Wrigley, who sold off his family business to Mars Inc. in 2008, just led a $65 million equity financing round for Surterra Wellness, a Florida-based medical cannabis firm. The company currently operates 10 dispensaries in the Sunshine State's embattled medical marijuana market, but the company intends to use some of these funds to expand into other regions.
The chewing gum scion, who will now become chair of Surterra's board, said that he initially had reservations about investing in a federally-prohibited drug, but now believes that Congress will eventually loosen restrictions on cannabis now that 30 states and the nation’s capitol have legalized medical marijuana.
“When I understood the massive benefits, it really changed my mind about the industry,” the 54-year-old billionaire told Bloomberg. “You don’t see too many opportunities to have that kind of an impact in an industry that is being created from scratch.”

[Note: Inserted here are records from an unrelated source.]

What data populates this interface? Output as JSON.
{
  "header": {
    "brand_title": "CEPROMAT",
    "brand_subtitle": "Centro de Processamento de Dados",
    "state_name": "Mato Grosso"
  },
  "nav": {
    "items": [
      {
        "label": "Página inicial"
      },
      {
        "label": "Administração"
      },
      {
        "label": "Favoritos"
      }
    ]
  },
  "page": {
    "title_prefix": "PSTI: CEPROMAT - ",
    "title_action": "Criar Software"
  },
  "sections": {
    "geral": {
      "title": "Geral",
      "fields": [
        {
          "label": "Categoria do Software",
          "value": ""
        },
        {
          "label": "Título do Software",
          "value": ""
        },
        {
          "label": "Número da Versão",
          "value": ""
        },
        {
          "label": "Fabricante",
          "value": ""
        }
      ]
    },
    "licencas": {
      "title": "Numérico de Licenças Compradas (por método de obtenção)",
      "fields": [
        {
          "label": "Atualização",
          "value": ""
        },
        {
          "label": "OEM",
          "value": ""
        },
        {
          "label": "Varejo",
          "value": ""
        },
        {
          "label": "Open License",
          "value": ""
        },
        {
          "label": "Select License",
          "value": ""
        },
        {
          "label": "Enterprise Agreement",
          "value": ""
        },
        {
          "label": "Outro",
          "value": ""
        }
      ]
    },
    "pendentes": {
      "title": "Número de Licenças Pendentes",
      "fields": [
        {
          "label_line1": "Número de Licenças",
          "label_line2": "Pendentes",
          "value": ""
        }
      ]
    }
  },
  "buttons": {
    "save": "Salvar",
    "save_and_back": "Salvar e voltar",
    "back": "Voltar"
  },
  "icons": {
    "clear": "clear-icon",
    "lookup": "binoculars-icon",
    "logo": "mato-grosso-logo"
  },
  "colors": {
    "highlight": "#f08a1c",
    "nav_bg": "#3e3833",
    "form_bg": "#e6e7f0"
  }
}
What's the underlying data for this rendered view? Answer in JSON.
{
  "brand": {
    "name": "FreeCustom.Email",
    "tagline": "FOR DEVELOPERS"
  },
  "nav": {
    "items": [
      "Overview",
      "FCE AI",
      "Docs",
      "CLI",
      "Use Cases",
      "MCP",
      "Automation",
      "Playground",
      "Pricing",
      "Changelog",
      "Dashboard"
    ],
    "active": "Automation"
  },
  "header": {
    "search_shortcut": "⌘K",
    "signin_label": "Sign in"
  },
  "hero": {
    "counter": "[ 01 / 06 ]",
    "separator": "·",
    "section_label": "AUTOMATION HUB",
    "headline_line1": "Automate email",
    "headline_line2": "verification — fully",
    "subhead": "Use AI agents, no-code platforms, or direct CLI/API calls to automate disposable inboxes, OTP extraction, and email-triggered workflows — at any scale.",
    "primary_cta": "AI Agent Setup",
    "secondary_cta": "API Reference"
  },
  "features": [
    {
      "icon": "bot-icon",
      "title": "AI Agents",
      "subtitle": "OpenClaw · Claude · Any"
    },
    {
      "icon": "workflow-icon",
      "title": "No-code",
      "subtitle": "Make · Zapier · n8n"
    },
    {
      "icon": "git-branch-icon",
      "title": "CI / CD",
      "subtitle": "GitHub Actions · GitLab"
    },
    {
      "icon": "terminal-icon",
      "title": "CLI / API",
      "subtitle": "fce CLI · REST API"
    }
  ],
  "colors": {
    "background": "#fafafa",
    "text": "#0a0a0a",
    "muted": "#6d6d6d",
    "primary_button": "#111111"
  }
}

Surterra also has an eye on the country's growing recreational market, which is expected to hit $5 billion in value this year, and may soon expand even further since several more states will be voting on adult-use legalization measures this fall. Combined with medical sales, the total American cannabis market is expected to reach $11 billion this year, according to projections from Arcview Market Research and BDS Analytics.
“Everyone seems to be [investing in the cannabis industry] because they think they’re going to make tons of money,” Wrigley said. “Some will and some will be sorely surprised when they understand how complex it is.”
Wrigley isn’t the first major industry heir to move beyond his family business and invest in legal weed. Just two months ago, Jim Beam heir Ben Kovler announced that he was leaving alcohol behind and putting his money behind Green Thumb Industries, a cannabis cultivation, processing, and dispensing business legally operating across six states.
Many other alcohol industry executives from companies like Budweiser and Blue Moon have also jumped ship and taken positions with marijuana firms, and a number of current alcohol execs have directed their companies to invest in the cannabis sector as well. Even politicians like former Speaker of the House John Boehner — once a hardline cannabis prohibitionist — have been making bets on legal bud.
As America’s business titans finally lose their reservations about legal marijuana, let’s hope the federal government also comes around to seeing the light.